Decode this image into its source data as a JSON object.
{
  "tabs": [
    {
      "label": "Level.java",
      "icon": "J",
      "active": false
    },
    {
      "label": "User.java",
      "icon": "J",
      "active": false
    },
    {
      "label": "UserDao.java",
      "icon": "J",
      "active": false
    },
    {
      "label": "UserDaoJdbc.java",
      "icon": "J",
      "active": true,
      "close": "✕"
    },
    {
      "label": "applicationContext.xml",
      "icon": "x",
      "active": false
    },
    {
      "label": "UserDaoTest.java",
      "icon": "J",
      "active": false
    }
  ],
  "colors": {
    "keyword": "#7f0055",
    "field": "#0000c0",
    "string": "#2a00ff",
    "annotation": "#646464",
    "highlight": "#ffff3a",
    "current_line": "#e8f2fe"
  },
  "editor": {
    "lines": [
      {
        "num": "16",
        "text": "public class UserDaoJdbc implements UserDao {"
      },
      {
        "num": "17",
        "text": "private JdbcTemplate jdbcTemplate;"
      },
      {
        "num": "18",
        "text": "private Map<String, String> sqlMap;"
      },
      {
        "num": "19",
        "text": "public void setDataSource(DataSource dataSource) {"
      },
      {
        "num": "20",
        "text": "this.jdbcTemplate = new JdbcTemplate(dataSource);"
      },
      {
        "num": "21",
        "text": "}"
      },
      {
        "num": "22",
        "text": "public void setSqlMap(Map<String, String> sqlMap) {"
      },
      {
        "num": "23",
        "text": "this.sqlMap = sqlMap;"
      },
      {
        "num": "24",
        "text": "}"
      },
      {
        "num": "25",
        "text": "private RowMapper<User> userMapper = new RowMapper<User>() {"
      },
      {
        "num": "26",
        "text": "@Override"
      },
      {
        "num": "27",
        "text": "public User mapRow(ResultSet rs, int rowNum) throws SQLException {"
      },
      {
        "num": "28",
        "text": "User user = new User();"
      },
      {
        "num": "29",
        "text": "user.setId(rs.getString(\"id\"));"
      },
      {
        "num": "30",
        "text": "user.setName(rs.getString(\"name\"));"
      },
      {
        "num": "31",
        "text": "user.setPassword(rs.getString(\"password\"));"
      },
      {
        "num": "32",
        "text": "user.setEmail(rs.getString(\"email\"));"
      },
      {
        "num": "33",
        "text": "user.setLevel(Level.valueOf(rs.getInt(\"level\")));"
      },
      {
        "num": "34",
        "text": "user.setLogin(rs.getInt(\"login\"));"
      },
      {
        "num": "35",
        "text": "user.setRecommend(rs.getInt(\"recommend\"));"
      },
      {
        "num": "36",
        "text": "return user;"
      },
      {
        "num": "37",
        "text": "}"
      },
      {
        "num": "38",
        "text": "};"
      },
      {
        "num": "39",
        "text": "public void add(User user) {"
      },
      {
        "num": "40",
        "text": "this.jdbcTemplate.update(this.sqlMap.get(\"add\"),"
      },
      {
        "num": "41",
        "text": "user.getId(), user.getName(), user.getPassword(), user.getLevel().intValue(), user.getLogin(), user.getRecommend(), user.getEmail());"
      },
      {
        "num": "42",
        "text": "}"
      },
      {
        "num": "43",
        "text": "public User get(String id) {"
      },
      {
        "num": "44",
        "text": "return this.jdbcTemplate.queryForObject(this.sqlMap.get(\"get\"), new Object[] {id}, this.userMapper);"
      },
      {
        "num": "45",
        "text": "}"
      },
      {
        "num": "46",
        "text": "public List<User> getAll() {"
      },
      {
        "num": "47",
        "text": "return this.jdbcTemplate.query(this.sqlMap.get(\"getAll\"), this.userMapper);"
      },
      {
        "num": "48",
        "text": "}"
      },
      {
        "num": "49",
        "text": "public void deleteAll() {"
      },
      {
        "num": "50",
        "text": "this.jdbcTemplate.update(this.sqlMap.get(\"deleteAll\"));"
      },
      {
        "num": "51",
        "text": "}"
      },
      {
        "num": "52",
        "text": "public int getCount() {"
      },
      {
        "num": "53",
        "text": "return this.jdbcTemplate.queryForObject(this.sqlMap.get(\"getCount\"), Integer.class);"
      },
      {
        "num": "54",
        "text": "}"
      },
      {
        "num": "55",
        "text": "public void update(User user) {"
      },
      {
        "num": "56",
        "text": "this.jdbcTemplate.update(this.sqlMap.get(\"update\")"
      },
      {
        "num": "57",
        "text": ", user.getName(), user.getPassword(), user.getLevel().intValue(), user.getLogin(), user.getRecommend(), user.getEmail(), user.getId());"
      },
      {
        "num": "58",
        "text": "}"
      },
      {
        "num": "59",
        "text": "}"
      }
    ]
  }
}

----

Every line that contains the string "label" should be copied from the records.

      "label": "Level.java",
      "label": "User.java",
      "label": "UserDao.java",
      "label": "UserDaoJdbc.java",
      "label": "applicationContext.xml",
      "label": "UserDaoTest.java",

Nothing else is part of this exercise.